From the first line to the last, return the data exactly, with no pictures.

STORED DATA>
-------------------------

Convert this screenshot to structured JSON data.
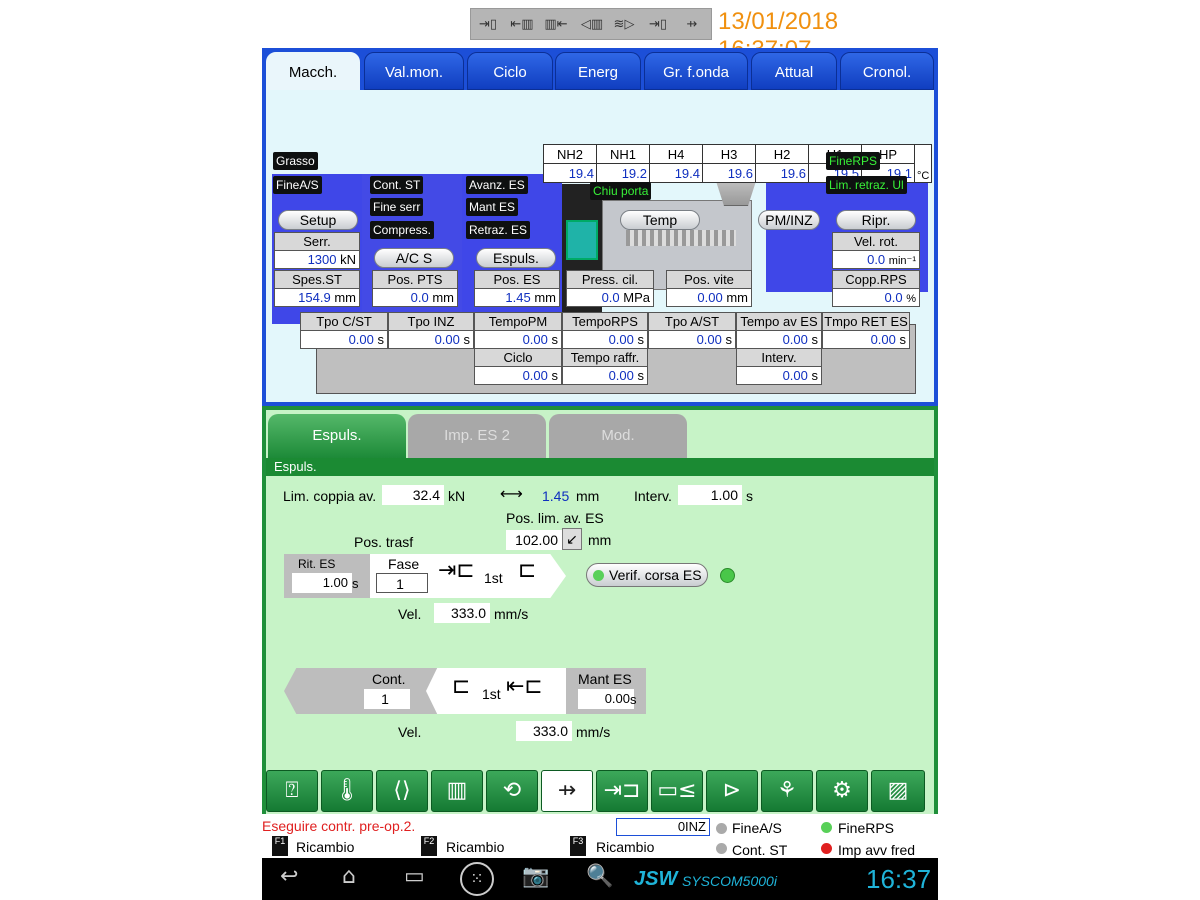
{
  "header": {
    "status_icons": [
      "clamp-close-icon",
      "mold-open-icon",
      "mold-close-icon",
      "eject-icon",
      "nozzle-icon",
      "core-icon",
      "ejector-icon"
    ],
    "datetime": "13/01/2018 16:37:07"
  },
  "tabs": [
    "Macch.",
    "Val.mon.",
    "Ciclo",
    "Energ",
    "Gr. f.onda",
    "Attual",
    "Cronol."
  ],
  "temps": {
    "headers": [
      "NH2",
      "NH1",
      "H4",
      "H3",
      "H2",
      "H1",
      "HP"
    ],
    "values": [
      "19.4",
      "19.2",
      "19.4",
      "19.6",
      "19.6",
      "19.5",
      "19.1"
    ],
    "unit": "°C"
  },
  "tags": {
    "grasso": "Grasso",
    "finea_s": "FineA/S",
    "cont_st": "Cont. ST",
    "fine_serr": "Fine serr",
    "compress": "Compress.",
    "avanz_es": "Avanz. ES",
    "mant_es": "Mant ES",
    "retraz_es": "Retraz. ES",
    "chiu_porta": "Chiu porta",
    "finerps": "FineRPS",
    "lim_retraz": "Lim. retraz. Ul"
  },
  "pills": {
    "setup": "Setup",
    "acs": "A/C S",
    "espuls": "Espuls.",
    "temp": "Temp",
    "pminz": "PM/INZ",
    "ripr": "Ripr."
  },
  "machine": {
    "serr_label": "Serr.",
    "serr_value": "1300",
    "serr_unit": "kN",
    "spes_label": "Spes.ST",
    "spes_value": "154.9",
    "spes_unit": "mm",
    "pospts_label": "Pos. PTS",
    "pospts_value": "0.0",
    "pospts_unit": "mm",
    "poses_label": "Pos. ES",
    "poses_value": "1.45",
    "poses_unit": "mm",
    "presscil_label": "Press. cil.",
    "presscil_value": "0.0",
    "presscil_unit": "MPa",
    "posvite_label": "Pos. vite",
    "posvite_value": "0.00",
    "posvite_unit": "mm",
    "velrot_label": "Vel. rot.",
    "velrot_value": "0.0",
    "velrot_unit": "min⁻¹",
    "copprps_label": "Copp.RPS",
    "copprps_value": "0.0",
    "copprps_unit": "%"
  },
  "times": {
    "headers": [
      "Tpo C/ST",
      "Tpo INZ",
      "TempoPM",
      "TempoRPS",
      "Tpo A/ST",
      "Tempo av ES",
      "Tmpo RET ES"
    ],
    "values": [
      "0.00",
      "0.00",
      "0.00",
      "0.00",
      "0.00",
      "0.00",
      "0.00"
    ],
    "unit": "s",
    "ciclo_label": "Ciclo",
    "ciclo_value": "0.00",
    "raffr_label": "Tempo raffr.",
    "raffr_value": "0.00",
    "interv_label": "Interv.",
    "interv_value": "0.00"
  },
  "lower_tabs": [
    "Espuls.",
    "Imp. ES 2",
    "Mod."
  ],
  "section_title": "Espuls.",
  "form": {
    "lim_coppia_label": "Lim. coppia av.",
    "lim_coppia_value": "32.4",
    "lim_coppia_unit": "kN",
    "pos_value": "1.45",
    "pos_unit": "mm",
    "interv_label": "Interv.",
    "interv_value": "1.00",
    "interv_unit": "s",
    "pos_lim_label": "Pos. lim. av. ES",
    "pos_lim_value": "102.00",
    "pos_lim_unit": "mm",
    "pos_trasf_label": "Pos. trasf",
    "rit_es_label": "Rit. ES",
    "rit_es_value": "1.00",
    "rit_es_unit": "s",
    "fase_label": "Fase",
    "fase_value": "1",
    "first_stage": "1st",
    "verif_label": "Verif. corsa ES",
    "vel_label": "Vel.",
    "vel_value": "333.0",
    "vel_unit": "mm/s",
    "cont_label": "Cont.",
    "cont_value": "1",
    "mant_label": "Mant ES",
    "mant_value": "0.00",
    "mant_unit": "s",
    "vel2_label": "Vel.",
    "vel2_value": "333.0",
    "vel2_unit": "mm/s"
  },
  "toolbar": [
    "mold-icon",
    "thermometer-icon",
    "mold-close-icon",
    "mold-open-icon",
    "screw-icon",
    "ejector-icon",
    "core-icon",
    "nozzle-icon",
    "injection-icon",
    "robot-icon",
    "settings-icon",
    "clamp-icon"
  ],
  "footer": {
    "message": "Eseguire contr. pre-op.2.",
    "inz_value": "0INZ",
    "finea_s": "FineA/S",
    "finerps": "FineRPS",
    "cont_st": "Cont. ST",
    "imp_avv": "Imp avv fred",
    "f1": "Ricambio",
    "f2": "Ricambio",
    "f3": "Ricambio",
    "f1_key": "F1",
    "f2_key": "F2",
    "f3_key": "F3"
  },
  "navbar": {
    "brand": "JSW",
    "brand_sub": "SYSCOM5000i",
    "time": "16:37"
  }
}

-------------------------

TASK ANSWER>
Convert this screenshot to structured JSON data.
{
  "header": {
    "status_icons": [
      "clamp-close-icon",
      "mold-open-icon",
      "mold-close-icon",
      "eject-icon",
      "nozzle-icon",
      "core-icon",
      "ejector-icon"
    ],
    "datetime": "13/01/2018 16:37:07"
  },
  "tabs": [
    "Macch.",
    "Val.mon.",
    "Ciclo",
    "Energ",
    "Gr. f.onda",
    "Attual",
    "Cronol."
  ],
  "temps": {
    "headers": [
      "NH2",
      "NH1",
      "H4",
      "H3",
      "H2",
      "H1",
      "HP"
    ],
    "values": [
      "19.4",
      "19.2",
      "19.4",
      "19.6",
      "19.6",
      "19.5",
      "19.1"
    ],
    "unit": "°C"
  },
  "tags": {
    "grasso": "Grasso",
    "finea_s": "FineA/S",
    "cont_st": "Cont. ST",
    "fine_serr": "Fine serr",
    "compress": "Compress.",
    "avanz_es": "Avanz. ES",
    "mant_es": "Mant ES",
    "retraz_es": "Retraz. ES",
    "chiu_porta": "Chiu porta",
    "finerps": "FineRPS",
    "lim_retraz": "Lim. retraz. Ul"
  },
  "pills": {
    "setup": "Setup",
    "acs": "A/C S",
    "espuls": "Espuls.",
    "temp": "Temp",
    "pminz": "PM/INZ",
    "ripr": "Ripr."
  },
  "machine": {
    "serr_label": "Serr.",
    "serr_value": "1300",
    "serr_unit": "kN",
    "spes_label": "Spes.ST",
    "spes_value": "154.9",
    "spes_unit": "mm",
    "pospts_label": "Pos. PTS",
    "pospts_value": "0.0",
    "pospts_unit": "mm",
    "poses_label": "Pos. ES",
    "poses_value": "1.45",
    "poses_unit": "mm",
    "presscil_label": "Press. cil.",
    "presscil_value": "0.0",
    "presscil_unit": "MPa",
    "posvite_label": "Pos. vite",
    "posvite_value": "0.00",
    "posvite_unit": "mm",
    "velrot_label": "Vel. rot.",
    "velrot_value": "0.0",
    "velrot_unit": "min⁻¹",
    "copprps_label": "Copp.RPS",
    "copprps_value": "0.0",
    "copprps_unit": "%"
  },
  "times": {
    "headers": [
      "Tpo C/ST",
      "Tpo INZ",
      "TempoPM",
      "TempoRPS",
      "Tpo A/ST",
      "Tempo av ES",
      "Tmpo RET ES"
    ],
    "values": [
      "0.00",
      "0.00",
      "0.00",
      "0.00",
      "0.00",
      "0.00",
      "0.00"
    ],
    "unit": "s",
    "ciclo_label": "Ciclo",
    "ciclo_value": "0.00",
    "raffr_label": "Tempo raffr.",
    "raffr_value": "0.00",
    "interv_label": "Interv.",
    "interv_value": "0.00"
  },
  "lower_tabs": [
    "Espuls.",
    "Imp. ES 2",
    "Mod."
  ],
  "section_title": "Espuls.",
  "form": {
    "lim_coppia_label": "Lim. coppia av.",
    "lim_coppia_value": "32.4",
    "lim_coppia_unit": "kN",
    "pos_value": "1.45",
    "pos_unit": "mm",
    "interv_label": "Interv.",
    "interv_value": "1.00",
    "interv_unit": "s",
    "pos_lim_label": "Pos. lim. av. ES",
    "pos_lim_value": "102.00",
    "pos_lim_unit": "mm",
    "pos_trasf_label": "Pos. trasf",
    "rit_es_label": "Rit. ES",
    "rit_es_value": "1.00",
    "rit_es_unit": "s",
    "fase_label": "Fase",
    "fase_value": "1",
    "first_stage": "1st",
    "verif_label": "Verif. corsa ES",
    "vel_label": "Vel.",
    "vel_value": "333.0",
    "vel_unit": "mm/s",
    "cont_label": "Cont.",
    "cont_value": "1",
    "mant_label": "Mant ES",
    "mant_value": "0.00",
    "mant_unit": "s",
    "vel2_label": "Vel.",
    "vel2_value": "333.0",
    "vel2_unit": "mm/s"
  },
  "toolbar": [
    "mold-icon",
    "thermometer-icon",
    "mold-close-icon",
    "mold-open-icon",
    "screw-icon",
    "ejector-icon",
    "core-icon",
    "nozzle-icon",
    "injection-icon",
    "robot-icon",
    "settings-icon",
    "clamp-icon"
  ],
  "footer": {
    "message": "Eseguire contr. pre-op.2.",
    "inz_value": "0INZ",
    "finea_s": "FineA/S",
    "finerps": "FineRPS",
    "cont_st": "Cont. ST",
    "imp_avv": "Imp avv fred",
    "f1": "Ricambio",
    "f2": "Ricambio",
    "f3": "Ricambio",
    "f1_key": "F1",
    "f2_key": "F2",
    "f3_key": "F3"
  },
  "navbar": {
    "brand": "JSW",
    "brand_sub": "SYSCOM5000i",
    "time": "16:37"
  }
}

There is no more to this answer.